I think it had more to do with the notion that somebody like T-Mobile might buy VZ's spectrum and use it to avoid offloading future LTE traffic onto CLWR's network... I think it had more to do with alternatives to CLWR's services than it had to do with diminishing any chance of clwr selling airwaves...
... but for some reason, pundits were pumping the other scenario... go figure.
Spok, looks like you've mapped out the universe here....but one thing stands crystal clear --> in the face of all these so called "brilliant" moves by CLWR, CLWR still is only a wholesaler of 4G services which means it continually gets "lower" margins for its' products and services. CLWR's unusual, and tenuous relationship with Sprint prevents CLWR from becoming a 4th major 4G player. Should CLWR ever become a competitor to Sprint, Att, Verizon etal.....then the profit margins would increase dramatically - and the company valued differently. But because CLWR is happy being a wholesaler of 4G services (a servant to) to major players, the valuation of CLWR will always be predicated on the performance of and relationship to the Sprints, Verizons, Att CLWR needs to unshackle themselves from the Sprint tie....and emerge as a stand alone 4G player. Any other scenario has CLWR always being at the far end of the whip..and us shareholders along with them.
... about the limitations of being a wholesaler in a utility-like industry.
It's for that reason that my target price for CLWR is actually quite low.
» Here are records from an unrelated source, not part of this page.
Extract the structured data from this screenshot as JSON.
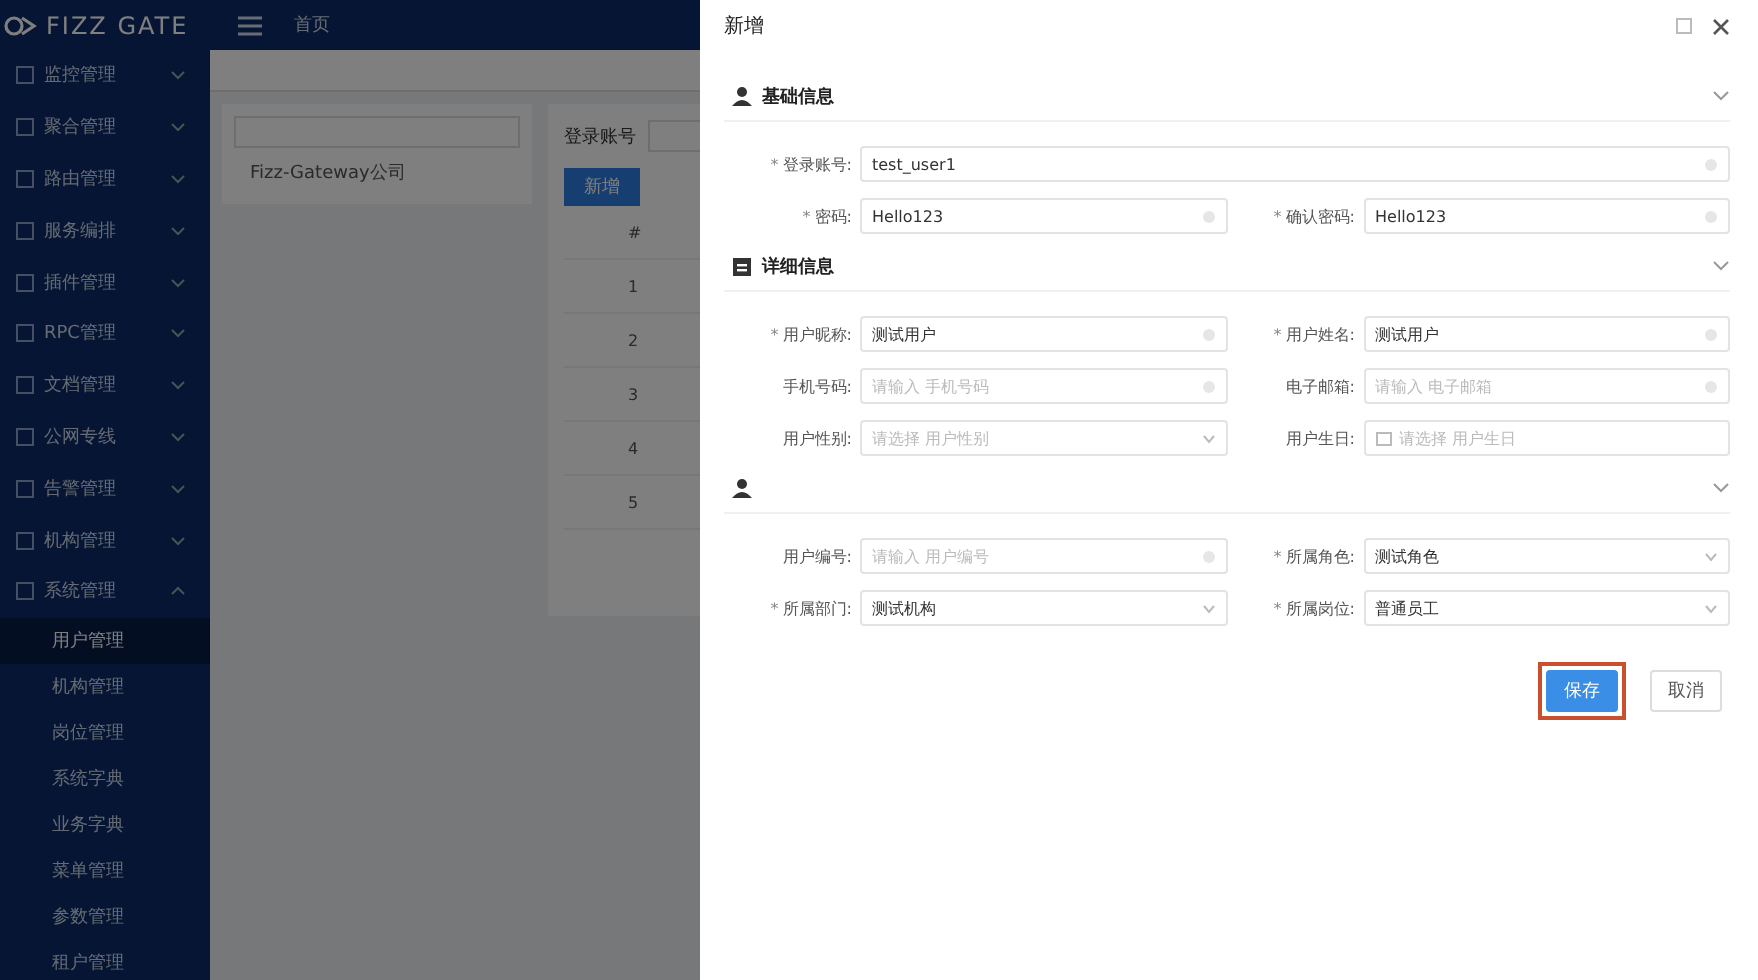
{
  "header": {
    "logo": "FIZZ GATE",
    "breadcrumb": "首页"
  },
  "sidebar": {
    "items": [
      {
        "label": "监控管理",
        "expanded": false
      },
      {
        "label": "聚合管理",
        "expanded": false
      },
      {
        "label": "路由管理",
        "expanded": false
      },
      {
        "label": "服务编排",
        "expanded": false
      },
      {
        "label": "插件管理",
        "expanded": false
      },
      {
        "label": "RPC管理",
        "expanded": false
      },
      {
        "label": "文档管理",
        "expanded": false
      },
      {
        "label": "公网专线",
        "expanded": false
      },
      {
        "label": "告警管理",
        "expanded": false
      },
      {
        "label": "机构管理",
        "expanded": false
      },
      {
        "label": "系统管理",
        "expanded": true,
        "children": [
          {
            "label": "用户管理",
            "selected": true
          },
          {
            "label": "机构管理",
            "selected": false
          },
          {
            "label": "岗位管理",
            "selected": false
          },
          {
            "label": "系统字典",
            "selected": false
          },
          {
            "label": "业务字典",
            "selected": false
          },
          {
            "label": "菜单管理",
            "selected": false
          },
          {
            "label": "参数管理",
            "selected": false
          },
          {
            "label": "租户管理",
            "selected": false
          }
        ]
      }
    ]
  },
  "tree": {
    "nodes": [
      "Fizz-Gateway公司"
    ]
  },
  "user_list": {
    "filter_label": "登录账号",
    "add_button": "新增",
    "columns": [
      "#"
    ],
    "rows": [
      {
        "index": "1"
      },
      {
        "index": "2"
      },
      {
        "index": "3"
      },
      {
        "index": "4"
      },
      {
        "index": "5"
      }
    ]
  },
  "dialog": {
    "title": "新增",
    "sections": [
      {
        "title": "基础信息",
        "expanded": true,
        "rows": [
          [
            {
              "label": "登录账号:",
              "required_mark": "*",
              "kind": "input",
              "value": "test_user1"
            }
          ],
          [
            {
              "label": "密码:",
              "required_mark": "*",
              "kind": "input",
              "value": "Hello123"
            },
            {
              "label": "确认密码:",
              "required_mark": "*",
              "kind": "input",
              "value": "Hello123"
            }
          ]
        ]
      },
      {
        "title": "详细信息",
        "expanded": true,
        "rows": [
          [
            {
              "label": "用户昵称:",
              "required_mark": "*",
              "kind": "input",
              "value": "测试用户"
            },
            {
              "label": "用户姓名:",
              "required_mark": "*",
              "kind": "input",
              "value": "测试用户"
            }
          ],
          [
            {
              "label": "手机号码:",
              "kind": "input",
              "placeholder": "请输入 手机号码"
            },
            {
              "label": "电子邮箱:",
              "kind": "input",
              "placeholder": "请输入 电子邮箱"
            }
          ],
          [
            {
              "label": "用户性别:",
              "kind": "select",
              "placeholder": "请选择 用户性别"
            },
            {
              "label": "用户生日:",
              "kind": "date",
              "placeholder": "请选择 用户生日"
            }
          ]
        ]
      },
      {
        "expanded": true,
        "rows": [
          [
            {
              "label": "用户编号:",
              "kind": "input",
              "placeholder": "请输入 用户编号"
            },
            {
              "label": "所属角色:",
              "required_mark": "*",
              "kind": "select",
              "value": "测试角色"
            }
          ],
          [
            {
              "label": "所属部门:",
              "required_mark": "*",
              "kind": "select",
              "value": "测试机构"
            },
            {
              "label": "所属岗位:",
              "required_mark": "*",
              "kind": "select",
              "value": "普通员工"
            }
          ]
        ]
      }
    ],
    "buttons": [
      {
        "label": "保存",
        "kind": "primary",
        "highlighted": true
      },
      {
        "label": "取消",
        "kind": "default",
        "highlighted": false
      }
    ]
  }
}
Nobody should foster dreams that this thing's going to shoot back to it's original offering price over $20 a share. Even if they are very successful with their wholesale niche, they'd be doing great just to get back to $10 or $12 a share for the reasons you state... and I'll likely sell it in the single digits depending on the situation with the company as it (if it) climbs north of $4 or $5.
“in the face of all these so called "brilliant" moves by CLWR, CLWR still is only a wholesaler of 4G services which means it continually gets "lower" margins for its' products and services”
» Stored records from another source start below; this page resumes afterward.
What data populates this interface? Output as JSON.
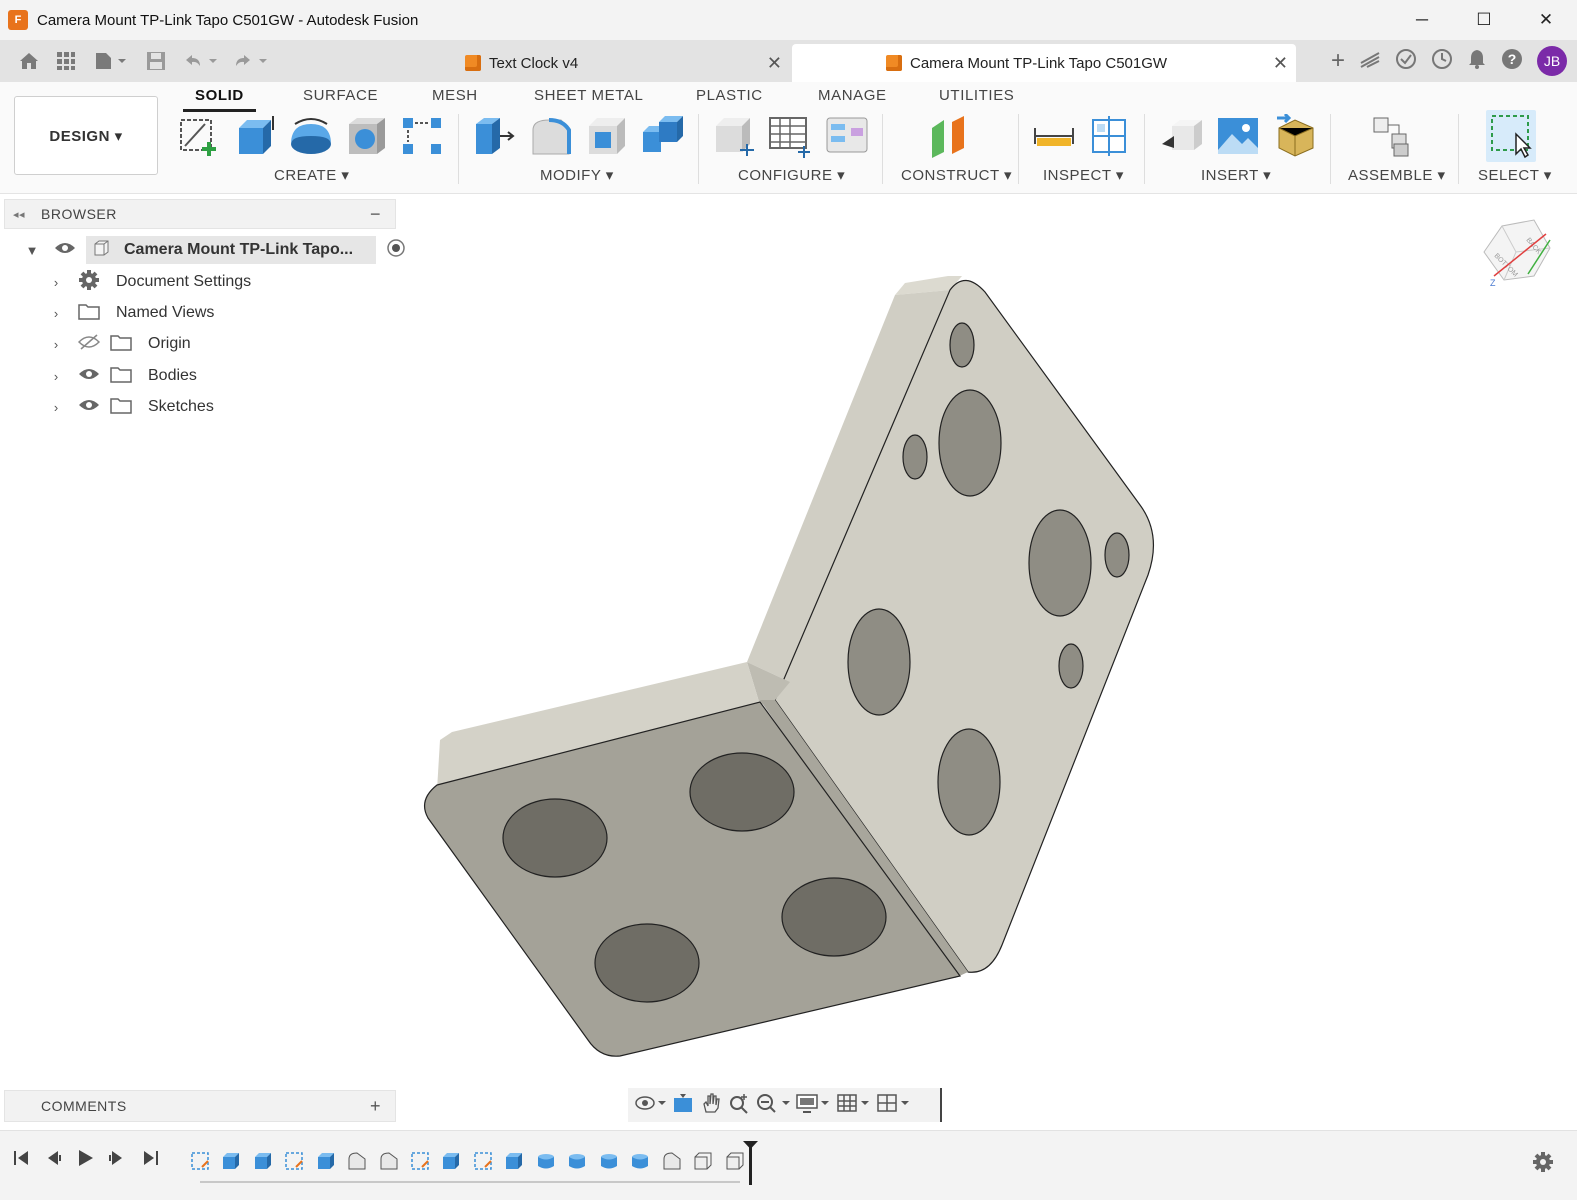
{
  "window": {
    "title": "Camera Mount TP-Link Tapo C501GW - Autodesk Fusion",
    "app_icon_letter": "F",
    "minimize_glyph": "─",
    "maximize_glyph": "☐",
    "close_glyph": "✕"
  },
  "tabs": [
    {
      "label": "Text Clock v4",
      "active": false
    },
    {
      "label": "Camera Mount TP-Link Tapo C501GW",
      "active": true
    }
  ],
  "tab_close_glyph": "✕",
  "new_tab_glyph": "+",
  "user": {
    "initials": "JB",
    "avatar_color": "#7b2aa8"
  },
  "workspace": {
    "label": "DESIGN ▾"
  },
  "ribbon_tabs": [
    "SOLID",
    "SURFACE",
    "MESH",
    "SHEET METAL",
    "PLASTIC",
    "MANAGE",
    "UTILITIES"
  ],
  "ribbon_groups": [
    "CREATE ▾",
    "MODIFY ▾",
    "CONFIGURE ▾",
    "CONSTRUCT ▾",
    "INSPECT ▾",
    "INSERT ▾",
    "ASSEMBLE ▾",
    "SELECT ▾"
  ],
  "browser": {
    "header": "BROWSER",
    "collapse_glyph": "◂◂",
    "minimize_glyph": "−",
    "root": "Camera Mount TP-Link Tapo...",
    "items": [
      "Document Settings",
      "Named Views",
      "Origin",
      "Bodies",
      "Sketches"
    ]
  },
  "comments": {
    "label": "COMMENTS",
    "add_glyph": "+"
  },
  "viewcube": {
    "faces": [
      "BACK",
      "BOTTOM"
    ],
    "axis_label": "Z"
  },
  "colors": {
    "accent": "#0696d7",
    "model_face_light": "#d2d0c6",
    "model_face_dark": "#9e9c92",
    "orange": "#f08a24"
  }
}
You are right about that but to be fair other partners do not get the same deal as Sprint, more like $10/gb. Clearwire is still not in a position to abandon any business opportunities and that includes wholesale. As retail business picks up and the completion of TDD LTE network I would expect Clearwire to start expanding their coverage either by themselves or through partnership/merger. But, first they have to get out of this mountain of debts.